You can basically ask anybody who is standing on the platform but the person who would know best is anybody who is working for the train company and you can tell who that person is by looking at their uniforms. So we will try asking will this train go to blah, blah, blah. In Japanese, station is eki, eki. So Tokyo station would be Tōkyō eki. Now to ask, will this train go to Tokyo station in Japanese, it would be Tōkyō eki made iki masu ka? Tōkyō eki made iki masu ka? Now this sentence alone just says, will it to go Tokyo station. So point to the train and ask Tōkyō eki made iki masu ka? Tōkyō eki like we’ve covered in previous lessons means Tokyo station. made means to. Iki masu ka means will it go. Iki masu ka, I-ki-ma-su-ka. Iki masu ka which means will it go. The ka turns the sentence into an interrogative. So altogether we have Tōkyō eki made iki masu ka? Tōkyō eki made iki masu ka?
Literally this means Tokyo station to will it go or will it go to Tokyo station. Iki masu ka. I-ki-ma-su-ka. Iki masu ka which means will it go. Now on to Sachiko Secret. You know that Japan is a country that really emphasizes harmony and getting along and everything and I don’t need to sound preachy but yes there are a lot of rules we need to follow on the trains. First of all, there is no cell phone usage allowed. You know, you still see somebody answering the cell phone really quickly and quietly and whispering into the phone. That might be acceptable. You know, you are expecting a call from the office. It’s really urgent and you just want to pick up the phone and say, hey, I am on the train, I will call you back. I think that’s acceptable but picking up the phone and talking really loudly as if it was your living room, No. That would be frowned upon actually.

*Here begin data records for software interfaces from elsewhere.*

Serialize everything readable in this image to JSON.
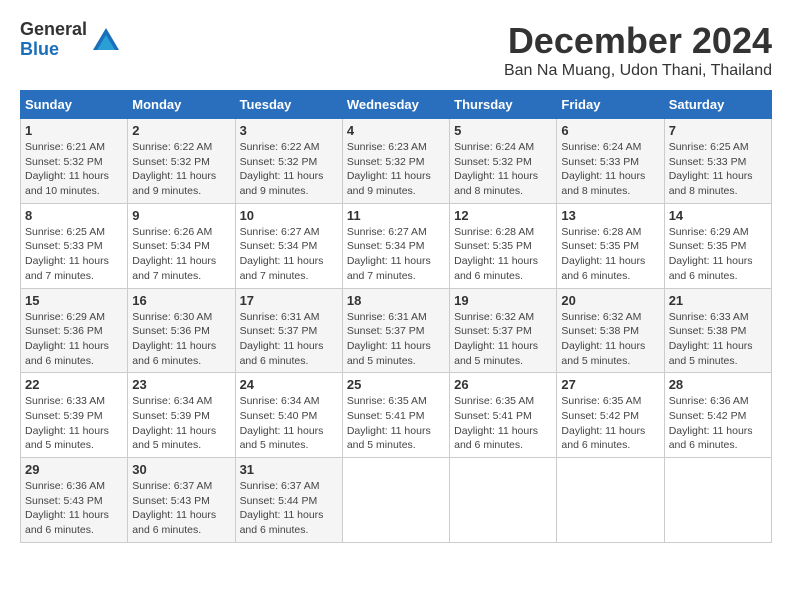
{
  "logo": {
    "general": "General",
    "blue": "Blue"
  },
  "title": "December 2024",
  "location": "Ban Na Muang, Udon Thani, Thailand",
  "days_of_week": [
    "Sunday",
    "Monday",
    "Tuesday",
    "Wednesday",
    "Thursday",
    "Friday",
    "Saturday"
  ],
  "weeks": [
    [
      {
        "day": 1,
        "sunrise": "6:21 AM",
        "sunset": "5:32 PM",
        "daylight": "11 hours and 10 minutes."
      },
      {
        "day": 2,
        "sunrise": "6:22 AM",
        "sunset": "5:32 PM",
        "daylight": "11 hours and 9 minutes."
      },
      {
        "day": 3,
        "sunrise": "6:22 AM",
        "sunset": "5:32 PM",
        "daylight": "11 hours and 9 minutes."
      },
      {
        "day": 4,
        "sunrise": "6:23 AM",
        "sunset": "5:32 PM",
        "daylight": "11 hours and 9 minutes."
      },
      {
        "day": 5,
        "sunrise": "6:24 AM",
        "sunset": "5:32 PM",
        "daylight": "11 hours and 8 minutes."
      },
      {
        "day": 6,
        "sunrise": "6:24 AM",
        "sunset": "5:33 PM",
        "daylight": "11 hours and 8 minutes."
      },
      {
        "day": 7,
        "sunrise": "6:25 AM",
        "sunset": "5:33 PM",
        "daylight": "11 hours and 8 minutes."
      }
    ],
    [
      {
        "day": 8,
        "sunrise": "6:25 AM",
        "sunset": "5:33 PM",
        "daylight": "11 hours and 7 minutes."
      },
      {
        "day": 9,
        "sunrise": "6:26 AM",
        "sunset": "5:34 PM",
        "daylight": "11 hours and 7 minutes."
      },
      {
        "day": 10,
        "sunrise": "6:27 AM",
        "sunset": "5:34 PM",
        "daylight": "11 hours and 7 minutes."
      },
      {
        "day": 11,
        "sunrise": "6:27 AM",
        "sunset": "5:34 PM",
        "daylight": "11 hours and 7 minutes."
      },
      {
        "day": 12,
        "sunrise": "6:28 AM",
        "sunset": "5:35 PM",
        "daylight": "11 hours and 6 minutes."
      },
      {
        "day": 13,
        "sunrise": "6:28 AM",
        "sunset": "5:35 PM",
        "daylight": "11 hours and 6 minutes."
      },
      {
        "day": 14,
        "sunrise": "6:29 AM",
        "sunset": "5:35 PM",
        "daylight": "11 hours and 6 minutes."
      }
    ],
    [
      {
        "day": 15,
        "sunrise": "6:29 AM",
        "sunset": "5:36 PM",
        "daylight": "11 hours and 6 minutes."
      },
      {
        "day": 16,
        "sunrise": "6:30 AM",
        "sunset": "5:36 PM",
        "daylight": "11 hours and 6 minutes."
      },
      {
        "day": 17,
        "sunrise": "6:31 AM",
        "sunset": "5:37 PM",
        "daylight": "11 hours and 6 minutes."
      },
      {
        "day": 18,
        "sunrise": "6:31 AM",
        "sunset": "5:37 PM",
        "daylight": "11 hours and 5 minutes."
      },
      {
        "day": 19,
        "sunrise": "6:32 AM",
        "sunset": "5:37 PM",
        "daylight": "11 hours and 5 minutes."
      },
      {
        "day": 20,
        "sunrise": "6:32 AM",
        "sunset": "5:38 PM",
        "daylight": "11 hours and 5 minutes."
      },
      {
        "day": 21,
        "sunrise": "6:33 AM",
        "sunset": "5:38 PM",
        "daylight": "11 hours and 5 minutes."
      }
    ],
    [
      {
        "day": 22,
        "sunrise": "6:33 AM",
        "sunset": "5:39 PM",
        "daylight": "11 hours and 5 minutes."
      },
      {
        "day": 23,
        "sunrise": "6:34 AM",
        "sunset": "5:39 PM",
        "daylight": "11 hours and 5 minutes."
      },
      {
        "day": 24,
        "sunrise": "6:34 AM",
        "sunset": "5:40 PM",
        "daylight": "11 hours and 5 minutes."
      },
      {
        "day": 25,
        "sunrise": "6:35 AM",
        "sunset": "5:41 PM",
        "daylight": "11 hours and 5 minutes."
      },
      {
        "day": 26,
        "sunrise": "6:35 AM",
        "sunset": "5:41 PM",
        "daylight": "11 hours and 6 minutes."
      },
      {
        "day": 27,
        "sunrise": "6:35 AM",
        "sunset": "5:42 PM",
        "daylight": "11 hours and 6 minutes."
      },
      {
        "day": 28,
        "sunrise": "6:36 AM",
        "sunset": "5:42 PM",
        "daylight": "11 hours and 6 minutes."
      }
    ],
    [
      {
        "day": 29,
        "sunrise": "6:36 AM",
        "sunset": "5:43 PM",
        "daylight": "11 hours and 6 minutes."
      },
      {
        "day": 30,
        "sunrise": "6:37 AM",
        "sunset": "5:43 PM",
        "daylight": "11 hours and 6 minutes."
      },
      {
        "day": 31,
        "sunrise": "6:37 AM",
        "sunset": "5:44 PM",
        "daylight": "11 hours and 6 minutes."
      },
      null,
      null,
      null,
      null
    ]
  ]
}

So you want to avoid that. Also each train car has what we call a silver seat. Silver meaning the greying society. It’s a group of seats usually a comp of four seats that’s reserved for the elderly, the physically challenged and pregnant ladies. It’s okay to sit there if there aren’t anybody in need of those seats but if you are sitting in these silver seats, they are called courtesy seats in English, you may want to give up your seat when an elderly or a pregnant woman or a physically challenged person walks into the train and another thing, trains can get really, really crowded during rush hours and you don’t want your shoulder bag or your back pack taking up space.
So what people recommend is that you take off your bags and put it on the overhead racks. Every single train line has a nice little rack above the seats. That’s what it’s there for and you should definitely take advantage of that. It’s just easier for you physically and it takes up less space. There is nothing more annoying than people clogging up space with their luggage. Okay so to close our today’s lesson, let’s practice what you have just learned. I will give you the English equivalent of the phrase and you are responsible for shouting it out loud in Japanese. You got that? I will give you a few seconds before I give you the answer. So good luck Ganbatte kudasai.
Will this go to Tokyo station? Tōkyō eki made iki masu ka? Tō-kyō-e-ki-ma-de-i-ki-ma-su-ka? Tōkyō eki made iki masu ka? And don’t forget to point at the train that you are talking about. All right. That’s going to do it for today. See you later which in Japanese is Matane.